condition for extra charges. Usually, the charges are assessed because of excess wear and tear or additional
miles on the odometer above the agreed-upon figure in the contract.
These fears are not unfounded, as the leasing market tightens up, banks are looking for a way to make money
from returned cars. They will be more critical about wear and tear and any deviations from the lease contract.
Bottom line: Keep the car at a condition above and beyond "average wear and tear" to avoid penalties.
Here are a few additional tips to prevent dings to your wallet as you say goodbye to your leased vehicle:
Customers get upset about having to pay mileage penalties. But when you decided to lease the car, you said you
would drive only 12K miles a year. If you drive more, you have to pay for the value of the car you have used. In
other words, they have gotten something of value for the extra money they have to pay.
- Have the vehicle washed and detailed.
- Make sure you service the vehicle at the required intervals.
- Keep all maintenance records.
- Have the vehicle serviced just before you turn it in.
- Fix things such as windshield chips, which are usually covered under the insurance and may cost you nothing
- Make any needed repairs yourself.
- Stay within your mileage limit.
- If you have really high mileage fees, consider selling the car yourself rather than paying the
- Any dents should be removed by a local body shop rather than turning it in with the damage.
Additional Leasing Tips
Many problems with leasing can be avoided by negotiating a good lease in the first place.
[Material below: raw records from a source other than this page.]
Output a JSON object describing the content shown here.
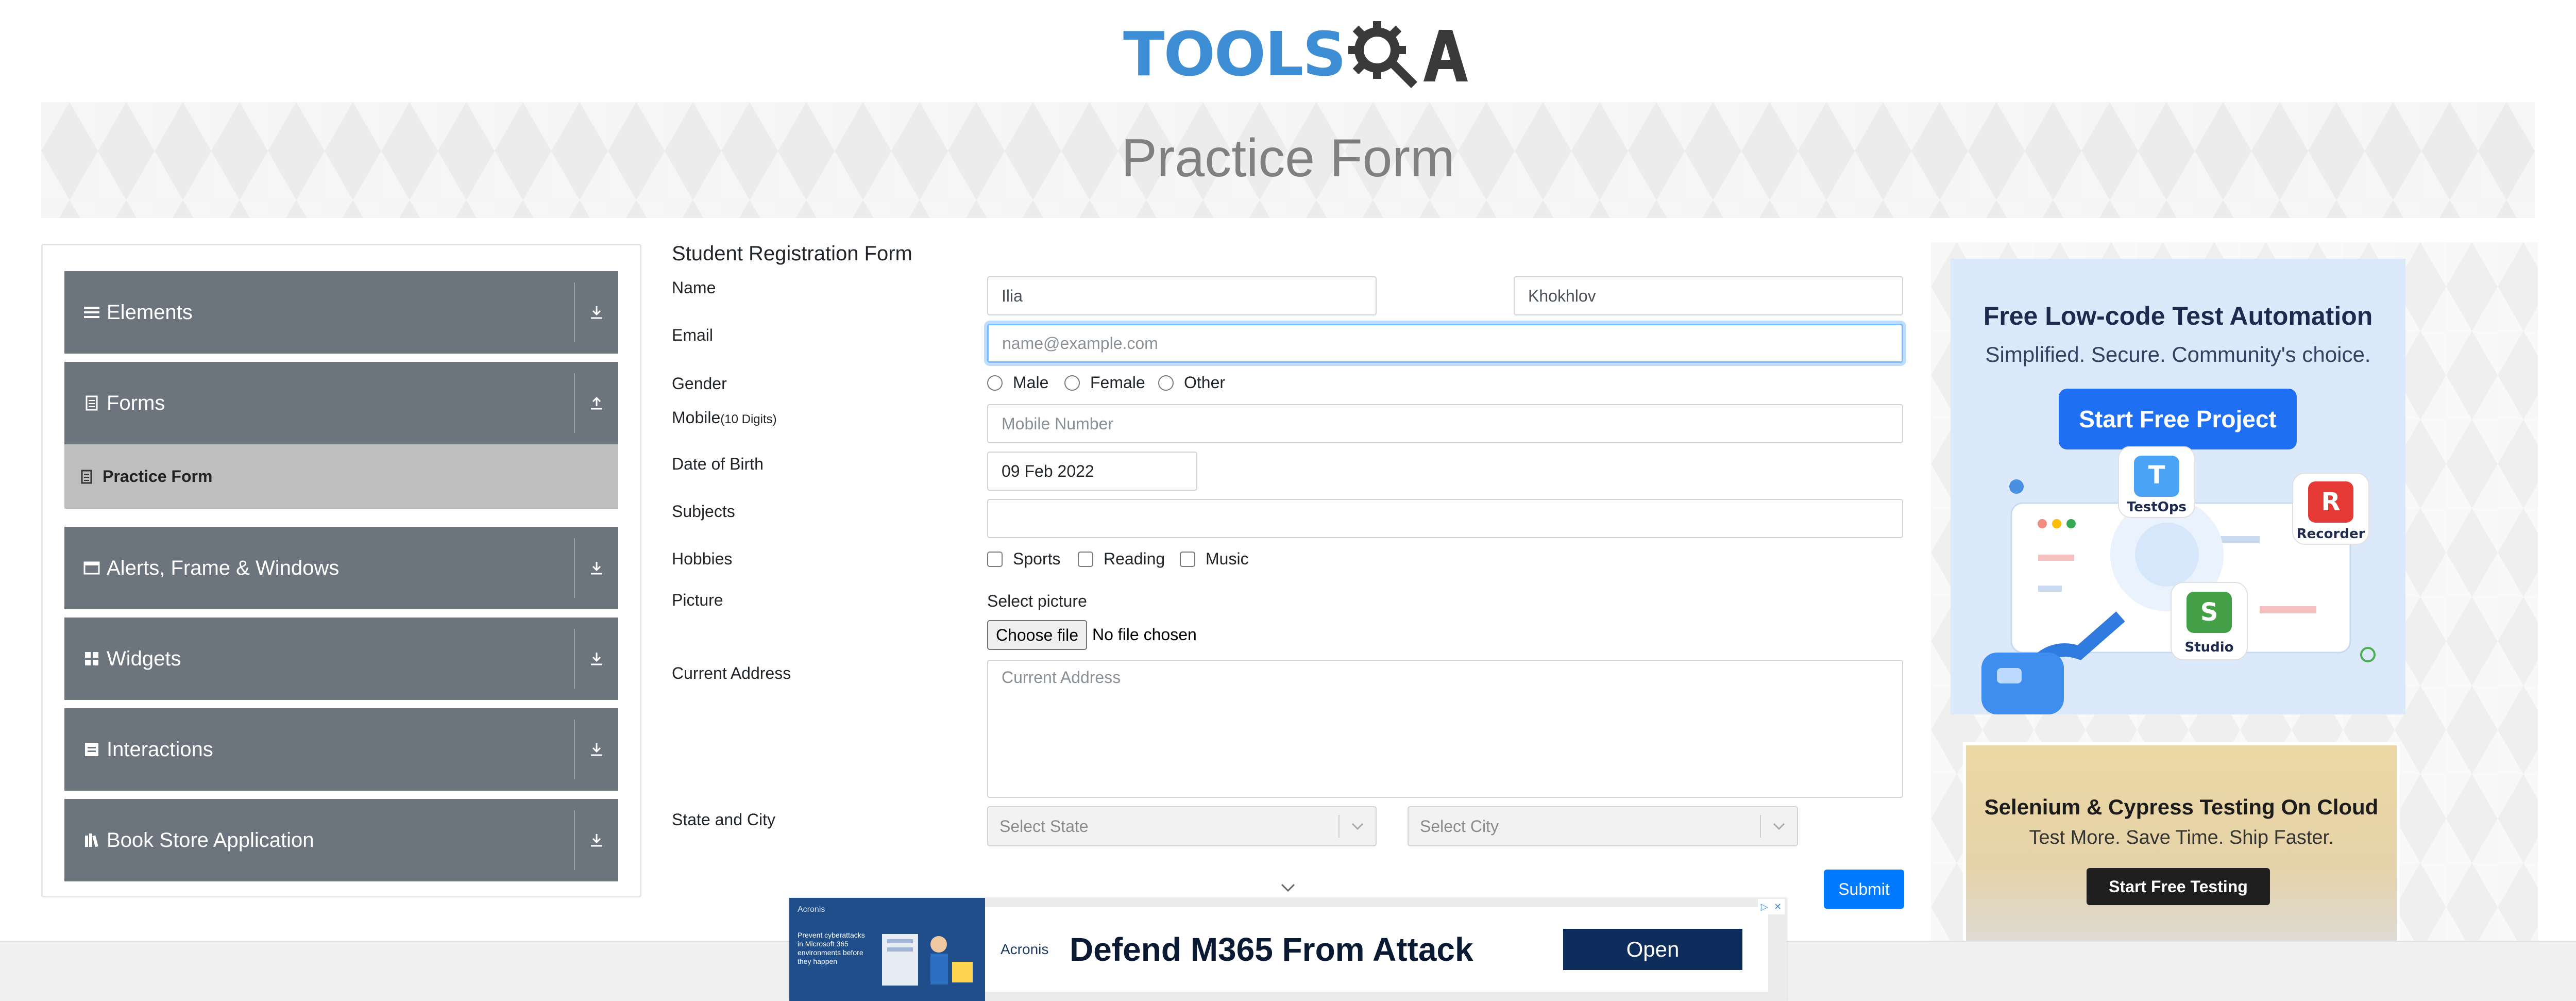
{
  "header": {
    "logo_tools": "TOOLS",
    "logo_qa": "QA",
    "page_title": "Practice Form"
  },
  "sidebar": {
    "groups": [
      {
        "label": "Elements",
        "icon": "list-icon",
        "toggle": "download-arrow-icon"
      },
      {
        "label": "Forms",
        "icon": "form-doc-icon",
        "toggle": "upload-arrow-icon"
      },
      {
        "label": "Alerts, Frame & Windows",
        "icon": "window-icon",
        "toggle": "download-arrow-icon"
      },
      {
        "label": "Widgets",
        "icon": "widgets-grid-icon",
        "toggle": "download-arrow-icon"
      },
      {
        "label": "Interactions",
        "icon": "interactions-icon",
        "toggle": "download-arrow-icon"
      },
      {
        "label": "Book Store Application",
        "icon": "books-icon",
        "toggle": "download-arrow-icon"
      }
    ],
    "active_item": {
      "label": "Practice Form",
      "icon": "form-icon"
    }
  },
  "form": {
    "title": "Student Registration Form",
    "name_label": "Name",
    "first_name": "Ilia",
    "last_name": "Khokhlov",
    "email_label": "Email",
    "email_placeholder": "name@example.com",
    "gender_label": "Gender",
    "gender_options": [
      "Male",
      "Female",
      "Other"
    ],
    "mobile_label": "Mobile",
    "mobile_hint": "(10 Digits)",
    "mobile_placeholder": "Mobile Number",
    "dob_label": "Date of Birth",
    "dob_value": "09 Feb 2022",
    "subjects_label": "Subjects",
    "hobbies_label": "Hobbies",
    "hobbies_options": [
      "Sports",
      "Reading",
      "Music"
    ],
    "picture_label": "Picture",
    "select_picture": "Select picture",
    "choose_file": "Choose file",
    "file_status": "No file chosen",
    "address_label": "Current Address",
    "address_placeholder": "Current Address",
    "state_city_label": "State and City",
    "state_placeholder": "Select State",
    "city_placeholder": "Select City",
    "submit": "Submit"
  },
  "ads": {
    "ad1": {
      "title": "Free Low-code Test Automation",
      "subtitle": "Simplified. Secure. Community's choice.",
      "button": "Start Free Project",
      "products": [
        "TestOps",
        "Recorder",
        "Studio"
      ]
    },
    "ad2": {
      "title": "Selenium & Cypress Testing On Cloud",
      "subtitle": "Test More. Save Time. Ship Faster.",
      "button": "Start Free Testing"
    },
    "bottom": {
      "brand": "Acronis",
      "small_text": "Prevent cyberattacks in Microsoft 365 environments before they happen",
      "headline": "Defend M365 From Attack",
      "button": "Open"
    }
  },
  "colors": {
    "sidebar_group": "#6c757d",
    "sidebar_active": "#bfbfbf",
    "primary": "#007bff",
    "logo_blue": "#3d8ed5"
  }
}
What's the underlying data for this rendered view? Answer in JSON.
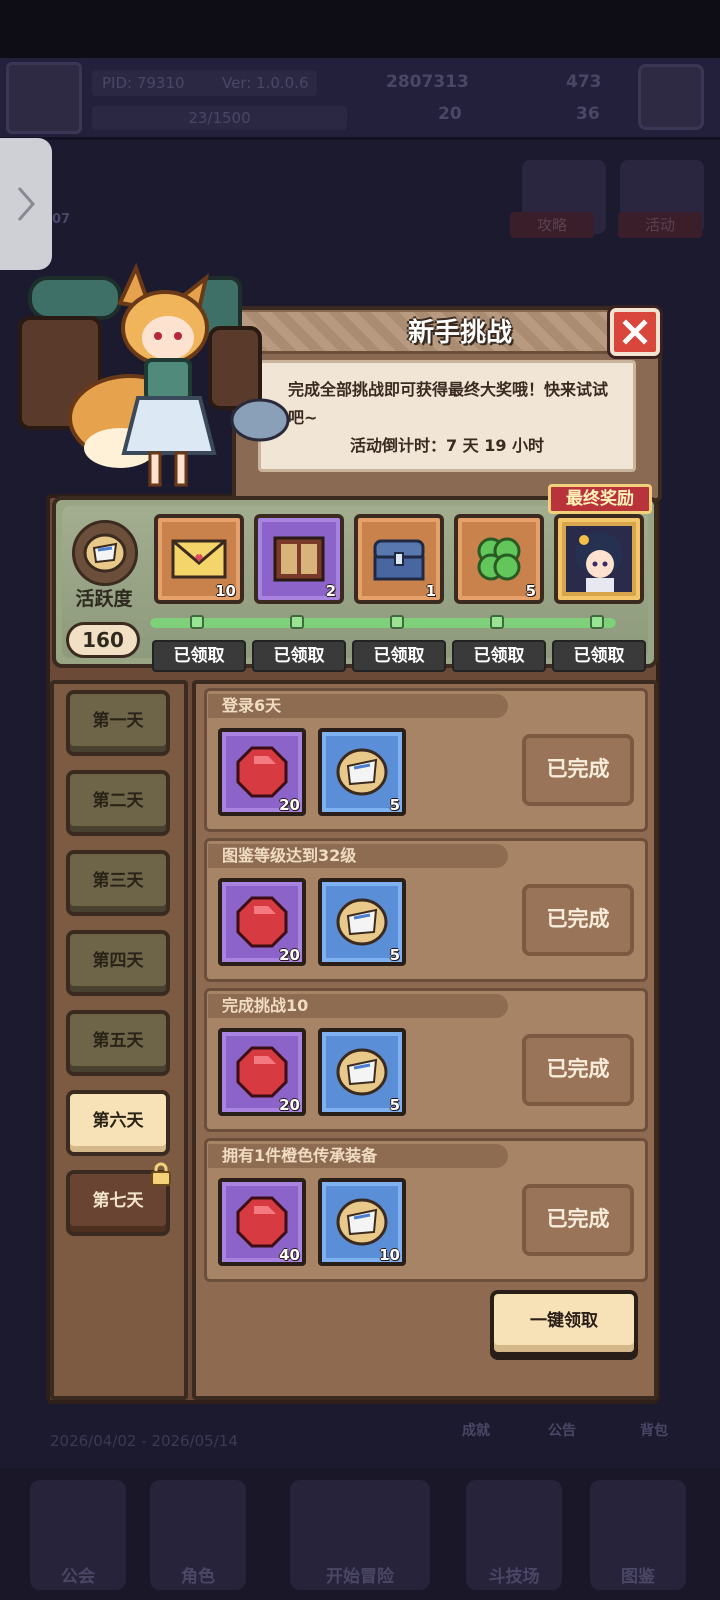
{
  "background": {
    "pid": "PID: 79310",
    "version": "Ver: 1.0.0.6",
    "exp": "23/1500",
    "gold": "2807313",
    "gems": "473",
    "clover": "20",
    "stamina": "36",
    "side_date": "07",
    "buttons": [
      "攻略",
      "活动"
    ],
    "dates": "2026/04/02 - 2026/05/14",
    "nav": [
      "公会",
      "角色",
      "开始冒险",
      "斗技场",
      "图鉴"
    ],
    "side_nav": [
      "成就",
      "公告",
      "背包"
    ]
  },
  "panel": {
    "title": "新手挑战",
    "description": "完成全部挑战即可获得最终大奖哦！快来试试吧~",
    "countdown": "活动倒计时：7 天 19 小时"
  },
  "activity": {
    "label": "活跃度",
    "value": "160",
    "progress": 1.0
  },
  "rewards": {
    "final_label": "最终奖励",
    "items": [
      {
        "icon": "letter-icon",
        "count": "10",
        "status": "已领取"
      },
      {
        "icon": "book-icon",
        "count": "2",
        "status": "已领取"
      },
      {
        "icon": "chest-icon",
        "count": "1",
        "status": "已领取"
      },
      {
        "icon": "clover-icon",
        "count": "5",
        "status": "已领取"
      },
      {
        "icon": "character-portrait-icon",
        "count": "",
        "status": "已领取"
      }
    ]
  },
  "days": [
    {
      "label": "第一天",
      "state": "normal"
    },
    {
      "label": "第二天",
      "state": "normal"
    },
    {
      "label": "第三天",
      "state": "normal"
    },
    {
      "label": "第四天",
      "state": "normal"
    },
    {
      "label": "第五天",
      "state": "normal"
    },
    {
      "label": "第六天",
      "state": "active"
    },
    {
      "label": "第七天",
      "state": "locked"
    }
  ],
  "tasks": [
    {
      "title": "登录6天",
      "gem_count": "20",
      "scroll_count": "5",
      "status": "已完成"
    },
    {
      "title": "图鉴等级达到32级",
      "gem_count": "20",
      "scroll_count": "5",
      "status": "已完成"
    },
    {
      "title": "完成挑战10",
      "gem_count": "20",
      "scroll_count": "5",
      "status": "已完成"
    },
    {
      "title": "拥有1件橙色传承装备",
      "gem_count": "40",
      "scroll_count": "10",
      "status": "已完成"
    }
  ],
  "claim_all": "一键领取",
  "colors": {
    "panel": "#6b4b38",
    "active_tab": "#f6e2b6",
    "close": "#d8463c",
    "final_tag": "#b8343a"
  }
}
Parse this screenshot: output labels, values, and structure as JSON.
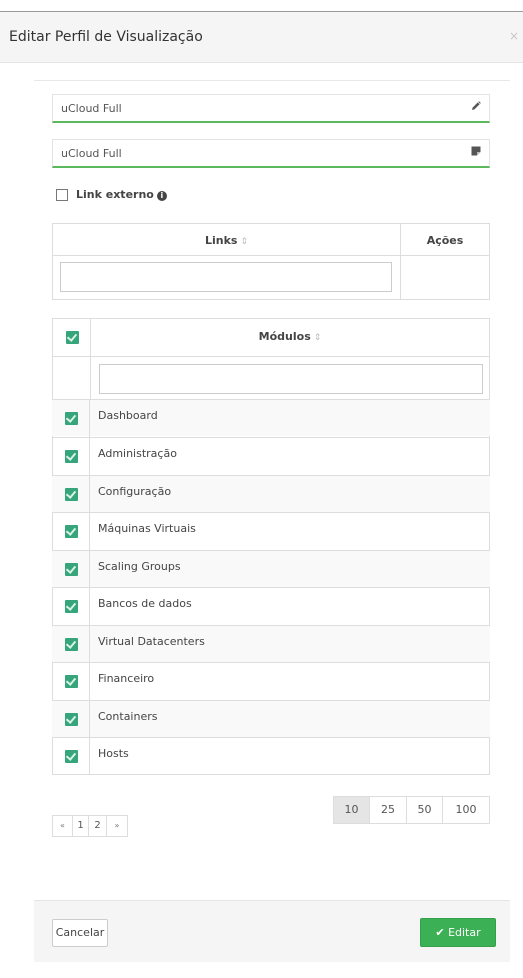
{
  "modal": {
    "title": "Editar Perfil de Visualização",
    "close": "×"
  },
  "fields": [
    {
      "value": "uCloud Full",
      "icon": "pencil-icon"
    },
    {
      "value": "uCloud Full",
      "icon": "note-icon"
    }
  ],
  "external_link": {
    "label": "Link externo",
    "info_icon": "i",
    "checked": false
  },
  "links_table": {
    "header_links": "Links",
    "header_actions": "Ações",
    "sort_icon": "⇕"
  },
  "modules_table": {
    "header": "Módulos",
    "sort_icon": "⇕",
    "items": [
      {
        "label": "Dashboard",
        "checked": true
      },
      {
        "label": "Administração",
        "checked": true
      },
      {
        "label": "Configuração",
        "checked": true
      },
      {
        "label": "Máquinas Virtuais",
        "checked": true
      },
      {
        "label": "Scaling Groups",
        "checked": true
      },
      {
        "label": "Bancos de dados",
        "checked": true
      },
      {
        "label": "Virtual Datacenters",
        "checked": true
      },
      {
        "label": "Financeiro",
        "checked": true
      },
      {
        "label": "Containers",
        "checked": true
      },
      {
        "label": "Hosts",
        "checked": true
      }
    ]
  },
  "pagination": {
    "first": "«",
    "pages": [
      "1",
      "2"
    ],
    "last": "»"
  },
  "page_sizes": {
    "options": [
      "10",
      "25",
      "50",
      "100"
    ],
    "selected": "10"
  },
  "footer": {
    "cancel": "Cancelar",
    "edit": "Editar"
  },
  "colors": {
    "accent_green": "#3cb054",
    "checkbox_green": "#37a57b",
    "field_underline": "#5cb85c"
  }
}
If you need to find
someone to assume your lease, try TakeMyPayments.com for assistance.
In conclusion, put as little money down as possible. This is very important. There was a client that leased a
Toyota 4Runner and put down two thousand dollars. Three months later, his wife totaled it. Gap insurance did
help pay for the difference between what his insurance company paid and the actual payoff of the car. But he
didn't get his two thousand dollars back. "He was not happy." There's an alternative. If you have to put that
two thousand down to get the payment where you want, take the two thousand dollars and put it in a separate
account and use a portion of that each month to help make the payment."
Stay away from subsidized leases with inflated residuals. You won't be able to afford the car at the end of the
lease because it won't be worth what the contract states. You will be stuck and will have to turn it in. A lower
payment isn't always a better deal.
Don't go into a lease longer than you would normally keep a car. If you keep a car about three years, do a
three-year lease. A four- or five-year lease will be harder to get out of and more difficult to turn in without
extra fees. Don't lease longer than the warranty period that covers the car.
When selecting a vehicle, choose a car with a naturally higher residual. If the vehicle holds its value - or
surpasses its expected value there may be an option to buy it and make money at the end of the lease.